* _ABOUT THIS EXERCISE_: The response must be made up of the lines in the entries below that contain "JSON".

(Data records for software interfaces)
....

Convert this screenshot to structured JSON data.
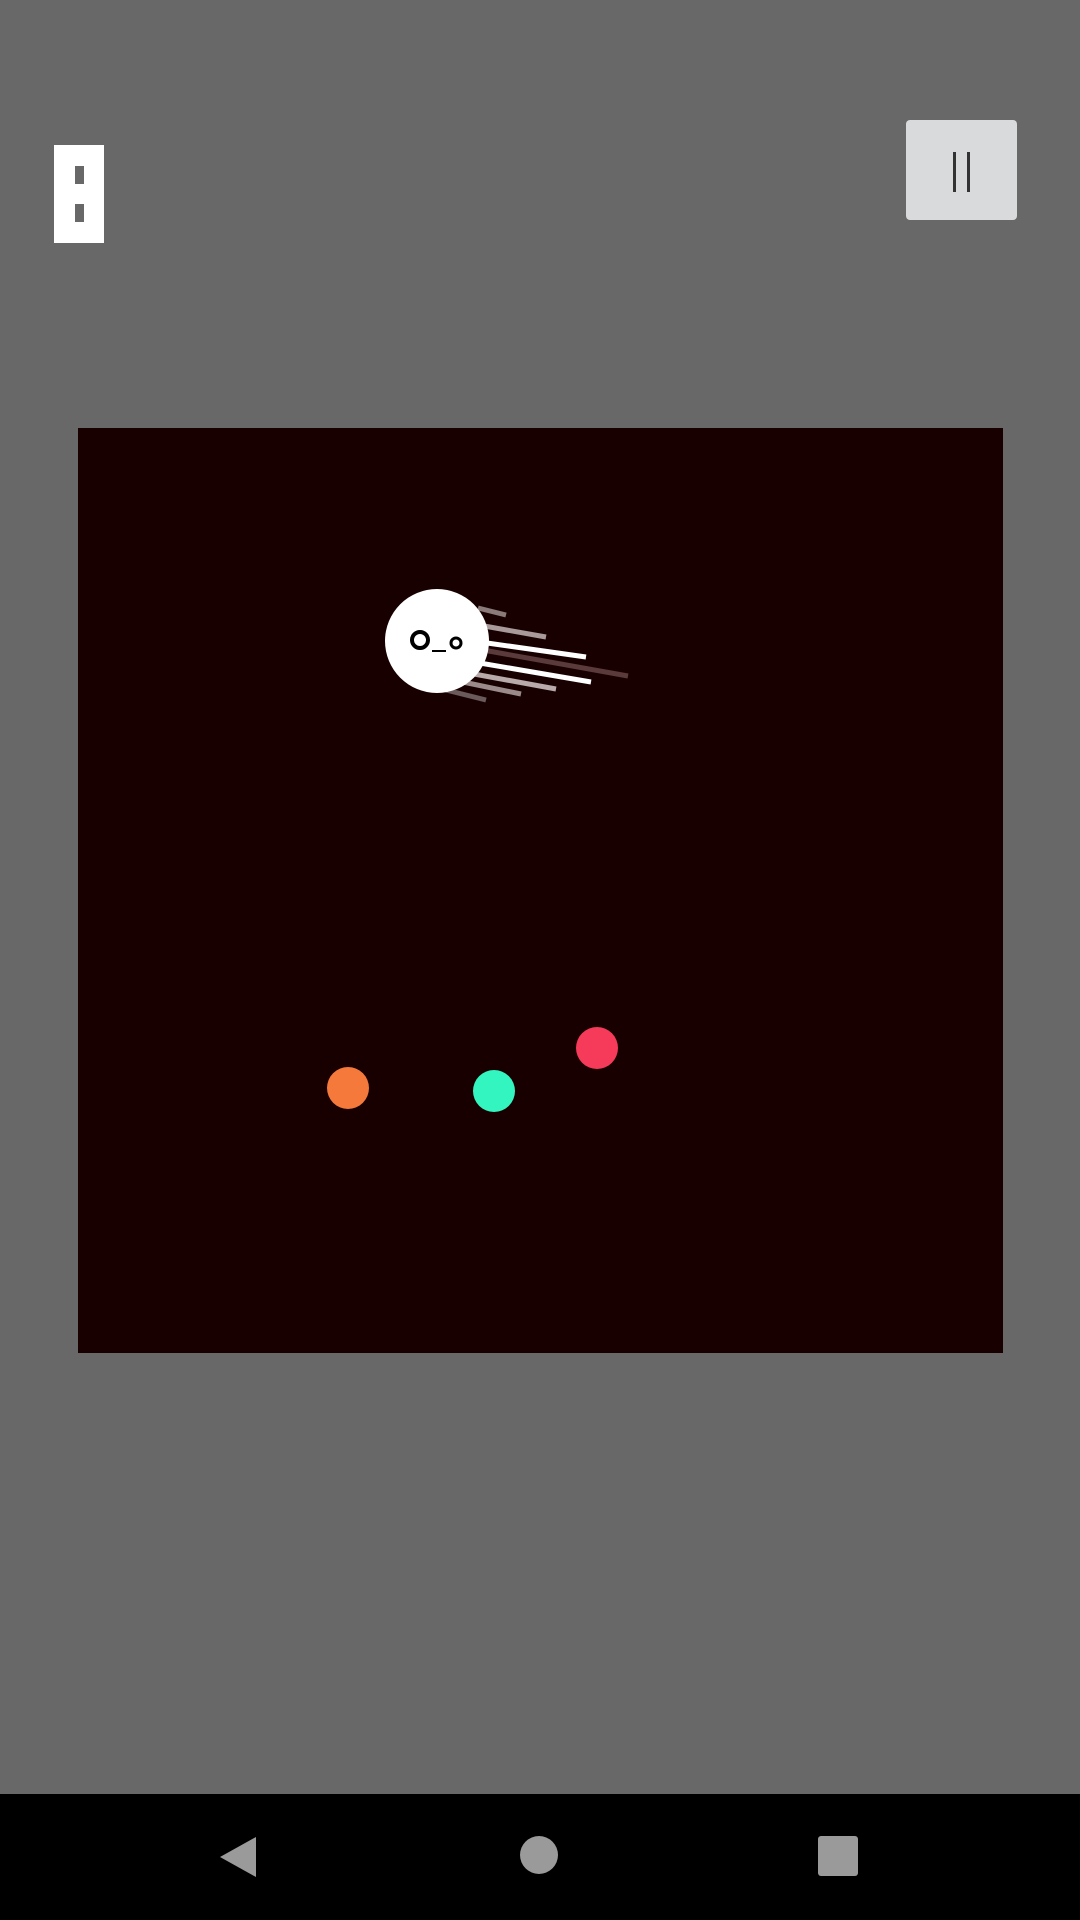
{
  "game": {
    "background_color": "#686868",
    "arena_color": "#180000",
    "player": {
      "color": "#ffffff",
      "face": "O_o"
    },
    "dots": [
      {
        "name": "orange-dot",
        "color": "#f5793a"
      },
      {
        "name": "green-dot",
        "color": "#33f5c0"
      },
      {
        "name": "red-dot",
        "color": "#f53a5a"
      }
    ]
  },
  "hud": {
    "score_icon": "score-indicator-icon",
    "pause_icon": "pause-icon"
  },
  "nav": {
    "back_icon": "back-triangle-icon",
    "home_icon": "home-circle-icon",
    "recents_icon": "recents-square-icon"
  }
}
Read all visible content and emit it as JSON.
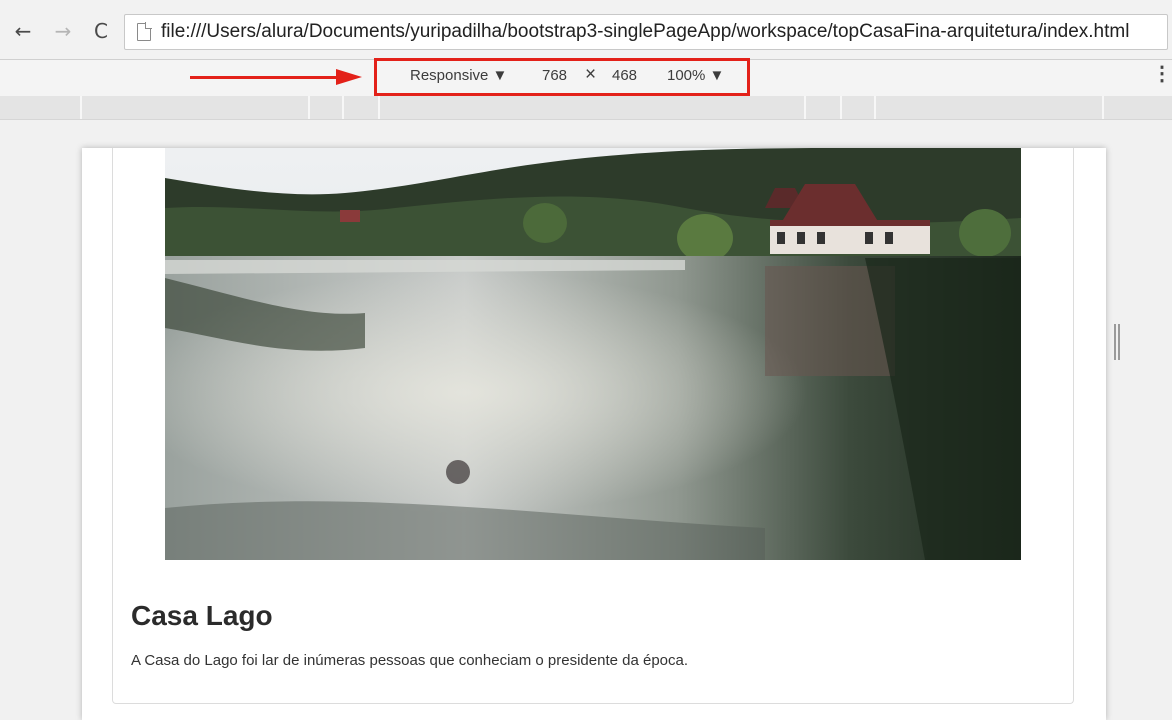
{
  "browser": {
    "back_icon": "arrow-left-icon",
    "forward_icon": "arrow-right-icon",
    "reload_icon": "reload-icon",
    "url": "file:///Users/alura/Documents/yuripadilha/bootstrap3-singlePageApp/workspace/topCasaFina-arquitetura/index.html"
  },
  "device_toolbar": {
    "mode": "Responsive ▼",
    "width": "768",
    "times": "×",
    "height": "468",
    "zoom": "100% ▼",
    "menu_icon": "kebab-menu-icon",
    "annotation_color": "#e32119"
  },
  "card": {
    "title": "Casa Lago",
    "text": "A Casa do Lago foi lar de inúmeras pessoas que conheciam o presidente da época."
  }
}
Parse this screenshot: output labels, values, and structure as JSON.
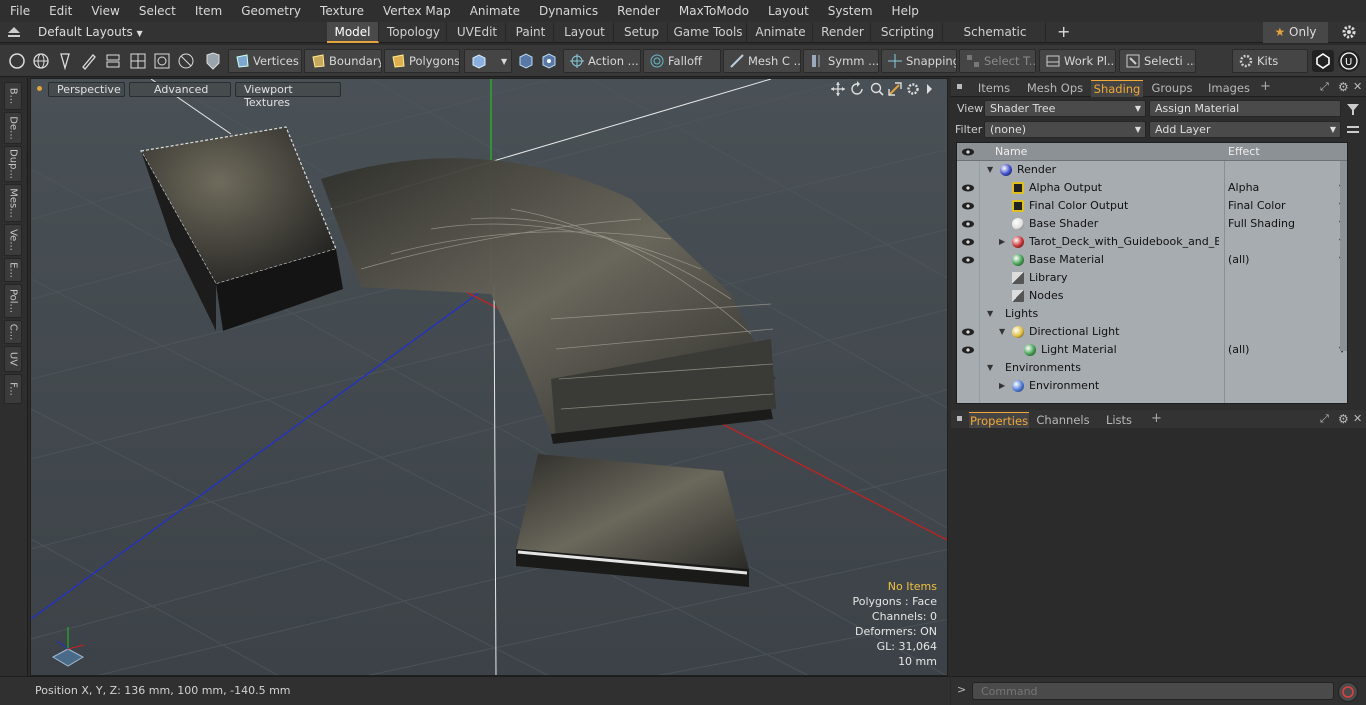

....

* _RESULT FOR THIS TASK_:
Convert this screenshot to structured JSON data.
Read all visible content and emit it as JSON.
Parse this screenshot: output labels, values, and structure as JSON.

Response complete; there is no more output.